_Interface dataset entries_

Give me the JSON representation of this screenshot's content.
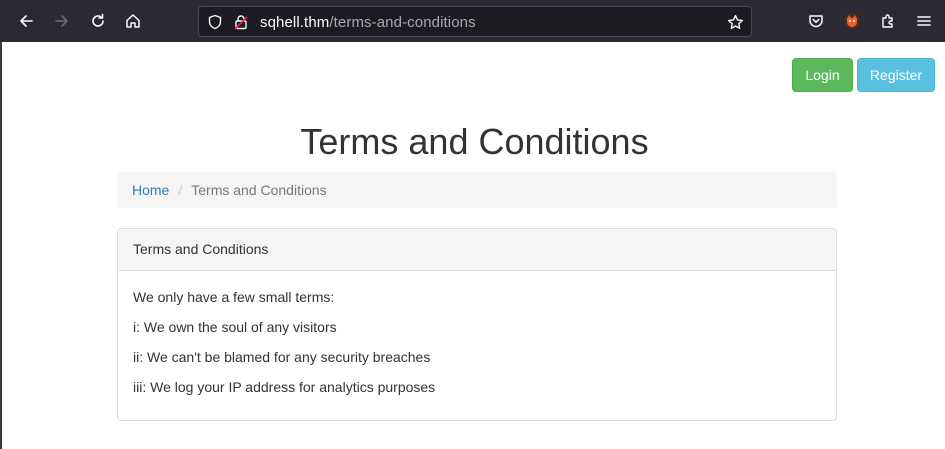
{
  "browser": {
    "url_host": "sqhell.thm",
    "url_path": "/terms-and-conditions",
    "icons": [
      "back-icon",
      "forward-icon",
      "reload-icon",
      "home-icon",
      "shield-icon",
      "lock-icon",
      "bookmark-star-icon",
      "pocket-icon",
      "extension-fox-icon",
      "extensions-icon",
      "menu-icon"
    ]
  },
  "header": {
    "login_label": "Login",
    "register_label": "Register"
  },
  "page": {
    "title": "Terms and Conditions"
  },
  "breadcrumb": {
    "home": "Home",
    "separator": "/",
    "current": "Terms and Conditions"
  },
  "panel": {
    "heading": "Terms and Conditions",
    "lines": [
      "We only have a few small terms:",
      "i: We own the soul of any visitors",
      "ii: We can't be blamed for any security breaches",
      "iii: We log your IP address for analytics purposes"
    ]
  },
  "colors": {
    "login": "#5cb85c",
    "register": "#5bc0de",
    "link": "#337ab7",
    "toolbar": "#2b2a33"
  }
}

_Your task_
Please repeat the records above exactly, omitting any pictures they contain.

_Response to the task_
Give me the JSON representation of this screenshot's content.
{
  "browser": {
    "url_host": "sqhell.thm",
    "url_path": "/terms-and-conditions",
    "icons": [
      "back-icon",
      "forward-icon",
      "reload-icon",
      "home-icon",
      "shield-icon",
      "lock-icon",
      "bookmark-star-icon",
      "pocket-icon",
      "extension-fox-icon",
      "extensions-icon",
      "menu-icon"
    ]
  },
  "header": {
    "login_label": "Login",
    "register_label": "Register"
  },
  "page": {
    "title": "Terms and Conditions"
  },
  "breadcrumb": {
    "home": "Home",
    "separator": "/",
    "current": "Terms and Conditions"
  },
  "panel": {
    "heading": "Terms and Conditions",
    "lines": [
      "We only have a few small terms:",
      "i: We own the soul of any visitors",
      "ii: We can't be blamed for any security breaches",
      "iii: We log your IP address for analytics purposes"
    ]
  },
  "colors": {
    "login": "#5cb85c",
    "register": "#5bc0de",
    "link": "#337ab7",
    "toolbar": "#2b2a33"
  }
}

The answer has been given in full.